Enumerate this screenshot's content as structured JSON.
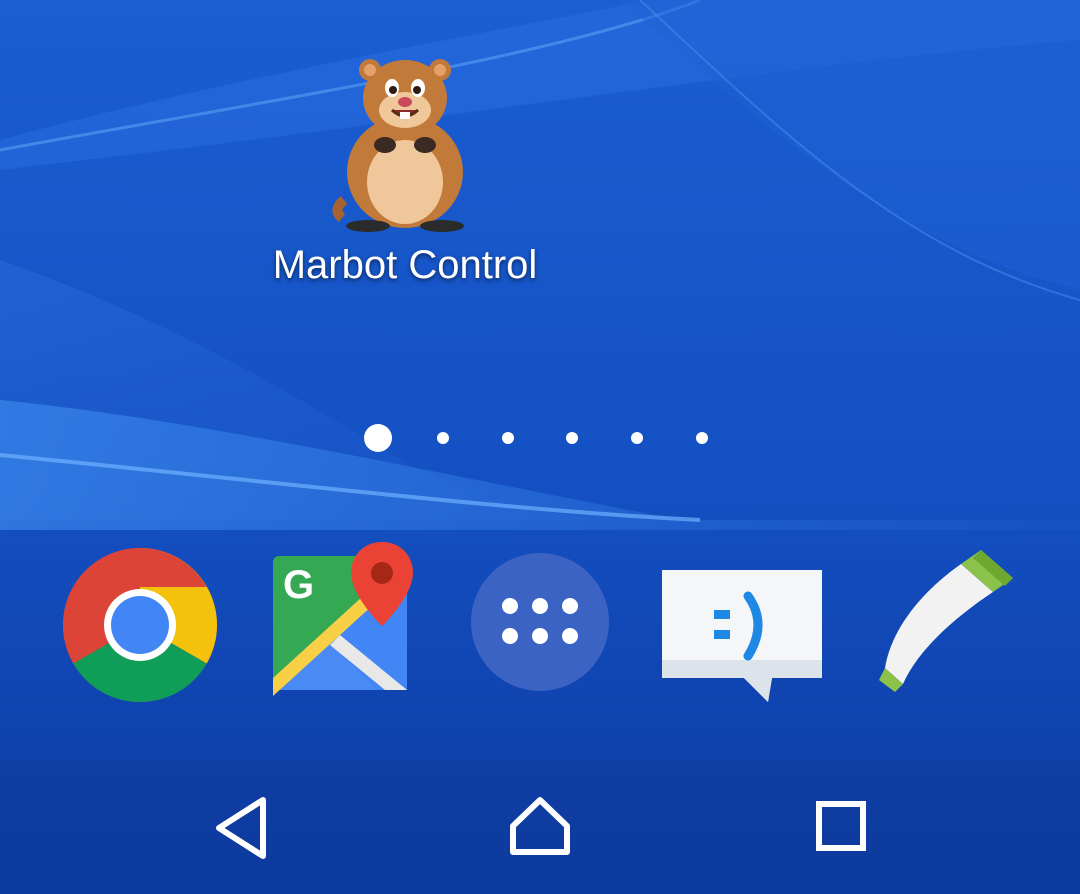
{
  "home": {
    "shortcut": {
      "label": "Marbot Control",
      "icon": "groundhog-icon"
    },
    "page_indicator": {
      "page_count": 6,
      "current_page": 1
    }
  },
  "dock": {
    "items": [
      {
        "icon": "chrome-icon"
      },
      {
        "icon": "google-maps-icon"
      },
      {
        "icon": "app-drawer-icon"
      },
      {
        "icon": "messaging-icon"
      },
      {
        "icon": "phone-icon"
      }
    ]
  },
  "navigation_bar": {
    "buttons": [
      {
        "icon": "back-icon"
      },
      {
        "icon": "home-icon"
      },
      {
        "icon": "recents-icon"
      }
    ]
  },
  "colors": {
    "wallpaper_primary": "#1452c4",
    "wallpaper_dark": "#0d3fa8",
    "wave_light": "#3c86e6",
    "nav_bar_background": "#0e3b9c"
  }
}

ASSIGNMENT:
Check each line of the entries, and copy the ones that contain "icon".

RESPONSE BOX:
      "icon": "groundhog-icon"
        "icon": "chrome-icon"
        "icon": "google-maps-icon"
        "icon": "app-drawer-icon"
        "icon": "messaging-icon"
        "icon": "phone-icon"
        "icon": "back-icon"
        "icon": "home-icon"
        "icon": "recents-icon"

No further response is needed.